START Study material
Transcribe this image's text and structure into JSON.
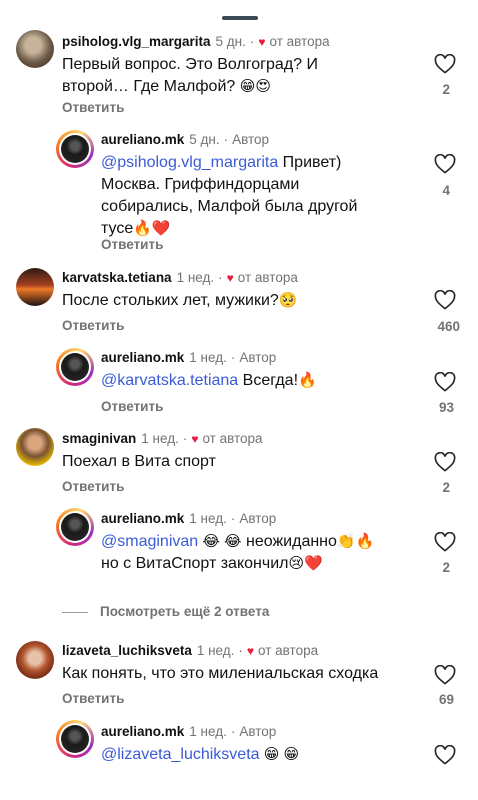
{
  "comments": [
    {
      "user": "psiholog.vlg_margarita",
      "time": "5 дн.",
      "author_badge": "от автора",
      "text": "Первый вопрос. Это Волгоград? И второй… Где Малфой? 😁 😍",
      "text_line1": "Первый вопрос. Это Волгоград? И",
      "text_line2": "второй… Где Малфой?",
      "emoji": "😁😍",
      "reply": "Ответить",
      "likes": "2"
    },
    {
      "user": "aureliano.mk",
      "time": "5 дн.",
      "author_badge": "Автор",
      "mention": "@psiholog.vlg_margarita",
      "text_line1": " Привет)",
      "text_line2": "Москва. Гриффиндорцами",
      "text_line3": "собирались, Малфой была другой",
      "text_line4": "тусе",
      "emoji": "🔥❤️",
      "reply": "Ответить",
      "likes": "4"
    },
    {
      "user": "karvatska.tetiana",
      "time": "1 нед.",
      "author_badge": "от автора",
      "text_line1": "После стольких лет, мужики?",
      "emoji": "🥺",
      "reply": "Ответить",
      "likes": "460"
    },
    {
      "user": "aureliano.mk",
      "time": "1 нед.",
      "author_badge": "Автор",
      "mention": "@karvatska.tetiana",
      "text_line1": " Всегда!",
      "emoji": "🔥",
      "reply": "Ответить",
      "likes": "93"
    },
    {
      "user": "smaginivan",
      "time": "1 нед.",
      "author_badge": "от автора",
      "text_line1": "Поехал в Вита спорт",
      "reply": "Ответить",
      "likes": "2"
    },
    {
      "user": "aureliano.mk",
      "time": "1 нед.",
      "author_badge": "Автор",
      "mention": "@smaginivan",
      "emoji1": " 😂 😂",
      "text_line1": " неожиданно",
      "emoji2": "👏🔥",
      "text_line2": "но с ВитаСпорт закончил",
      "emoji3": "😢❤️",
      "likes": "2"
    },
    {
      "user": "lizaveta_luchiksveta",
      "time": "1 нед.",
      "author_badge": "от автора",
      "text_line1": "Как понять, что это милениальская сходка",
      "reply": "Ответить",
      "likes": "69"
    },
    {
      "user": "aureliano.mk",
      "time": "1 нед.",
      "author_badge": "Автор",
      "mention": "@lizaveta_luchiksveta",
      "emoji": " 😁 😁"
    }
  ],
  "more_replies": "Посмотреть ещё 2 ответа",
  "colors": {
    "mention": "#3b5bd6",
    "heart_red": "#ed1b3b",
    "muted": "#737373"
  }
}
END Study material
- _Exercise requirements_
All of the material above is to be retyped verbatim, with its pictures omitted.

- _Written response_
Transcribe this image's text and structure into JSON.
{
  "comments": [
    {
      "user": "psiholog.vlg_margarita",
      "time": "5 дн.",
      "author_badge": "от автора",
      "text": "Первый вопрос. Это Волгоград? И второй… Где Малфой? 😁 😍",
      "text_line1": "Первый вопрос. Это Волгоград? И",
      "text_line2": "второй… Где Малфой?",
      "emoji": "😁😍",
      "reply": "Ответить",
      "likes": "2"
    },
    {
      "user": "aureliano.mk",
      "time": "5 дн.",
      "author_badge": "Автор",
      "mention": "@psiholog.vlg_margarita",
      "text_line1": " Привет)",
      "text_line2": "Москва. Гриффиндорцами",
      "text_line3": "собирались, Малфой была другой",
      "text_line4": "тусе",
      "emoji": "🔥❤️",
      "reply": "Ответить",
      "likes": "4"
    },
    {
      "user": "karvatska.tetiana",
      "time": "1 нед.",
      "author_badge": "от автора",
      "text_line1": "После стольких лет, мужики?",
      "emoji": "🥺",
      "reply": "Ответить",
      "likes": "460"
    },
    {
      "user": "aureliano.mk",
      "time": "1 нед.",
      "author_badge": "Автор",
      "mention": "@karvatska.tetiana",
      "text_line1": " Всегда!",
      "emoji": "🔥",
      "reply": "Ответить",
      "likes": "93"
    },
    {
      "user": "smaginivan",
      "time": "1 нед.",
      "author_badge": "от автора",
      "text_line1": "Поехал в Вита спорт",
      "reply": "Ответить",
      "likes": "2"
    },
    {
      "user": "aureliano.mk",
      "time": "1 нед.",
      "author_badge": "Автор",
      "mention": "@smaginivan",
      "emoji1": " 😂 😂",
      "text_line1": " неожиданно",
      "emoji2": "👏🔥",
      "text_line2": "но с ВитаСпорт закончил",
      "emoji3": "😢❤️",
      "likes": "2"
    },
    {
      "user": "lizaveta_luchiksveta",
      "time": "1 нед.",
      "author_badge": "от автора",
      "text_line1": "Как понять, что это милениальская сходка",
      "reply": "Ответить",
      "likes": "69"
    },
    {
      "user": "aureliano.mk",
      "time": "1 нед.",
      "author_badge": "Автор",
      "mention": "@lizaveta_luchiksveta",
      "emoji": " 😁 😁"
    }
  ],
  "more_replies": "Посмотреть ещё 2 ответа",
  "colors": {
    "mention": "#3b5bd6",
    "heart_red": "#ed1b3b",
    "muted": "#737373"
  }
}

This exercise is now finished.